__WORK INSTRUCTIONS__. Write out each line below precisely, passing over the pictures.

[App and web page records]
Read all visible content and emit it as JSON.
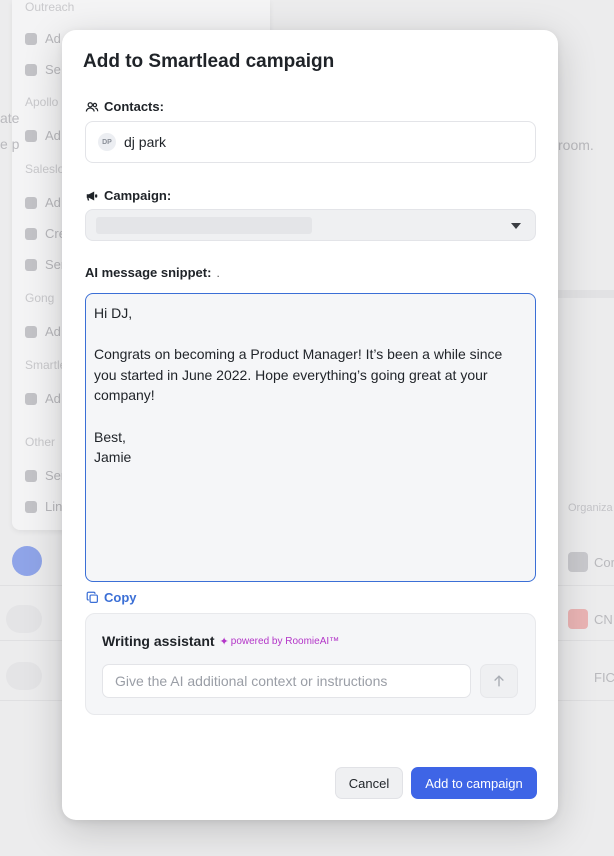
{
  "background": {
    "menu": {
      "sections": [
        "Outreach",
        "Apollo",
        "Salesloft",
        "Gong",
        "Smartlead",
        "Other"
      ],
      "items": [
        "Ad",
        "Se",
        "Ad",
        "Ad",
        "Cre",
        "Ser",
        "Ad",
        "Ad",
        "Sen",
        "Link",
        "Co"
      ]
    },
    "right_texts": [
      "ate",
      "e p",
      "room.",
      "Organiza",
      "Cor",
      "CN",
      "FIC"
    ]
  },
  "modal": {
    "title": "Add to Smartlead campaign",
    "contacts": {
      "label": "Contacts:",
      "avatar_initials": "DP",
      "name": "dj park"
    },
    "campaign": {
      "label": "Campaign:",
      "selected": ""
    },
    "snippet": {
      "label": "AI message snippet:",
      "marker": ".",
      "text": "Hi DJ,\n\nCongrats on becoming a Product Manager! It’s been a while since you started in June 2022. Hope everything’s going great at your company!\n\nBest,\nJamie"
    },
    "copy_label": "Copy",
    "assistant": {
      "title": "Writing assistant",
      "powered_by": "powered by RoomieAI™",
      "input_placeholder": "Give the AI additional context or instructions",
      "input_value": ""
    },
    "buttons": {
      "cancel": "Cancel",
      "primary": "Add to campaign"
    }
  },
  "colors": {
    "accent": "#3e65e6",
    "focus_border": "#3b6fd6",
    "powered_by": "#b335c8"
  }
}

__RESULT BELOW__.
Read all visible content and emit it as JSON.
{
  "background": {
    "menu": {
      "sections": [
        "Outreach",
        "Apollo",
        "Salesloft",
        "Gong",
        "Smartlead",
        "Other"
      ],
      "items": [
        "Ad",
        "Se",
        "Ad",
        "Ad",
        "Cre",
        "Ser",
        "Ad",
        "Ad",
        "Sen",
        "Link",
        "Co"
      ]
    },
    "right_texts": [
      "ate",
      "e p",
      "room.",
      "Organiza",
      "Cor",
      "CN",
      "FIC"
    ]
  },
  "modal": {
    "title": "Add to Smartlead campaign",
    "contacts": {
      "label": "Contacts:",
      "avatar_initials": "DP",
      "name": "dj park"
    },
    "campaign": {
      "label": "Campaign:",
      "selected": ""
    },
    "snippet": {
      "label": "AI message snippet:",
      "marker": ".",
      "text": "Hi DJ,\n\nCongrats on becoming a Product Manager! It’s been a while since you started in June 2022. Hope everything’s going great at your company!\n\nBest,\nJamie"
    },
    "copy_label": "Copy",
    "assistant": {
      "title": "Writing assistant",
      "powered_by": "powered by RoomieAI™",
      "input_placeholder": "Give the AI additional context or instructions",
      "input_value": ""
    },
    "buttons": {
      "cancel": "Cancel",
      "primary": "Add to campaign"
    }
  },
  "colors": {
    "accent": "#3e65e6",
    "focus_border": "#3b6fd6",
    "powered_by": "#b335c8"
  }
}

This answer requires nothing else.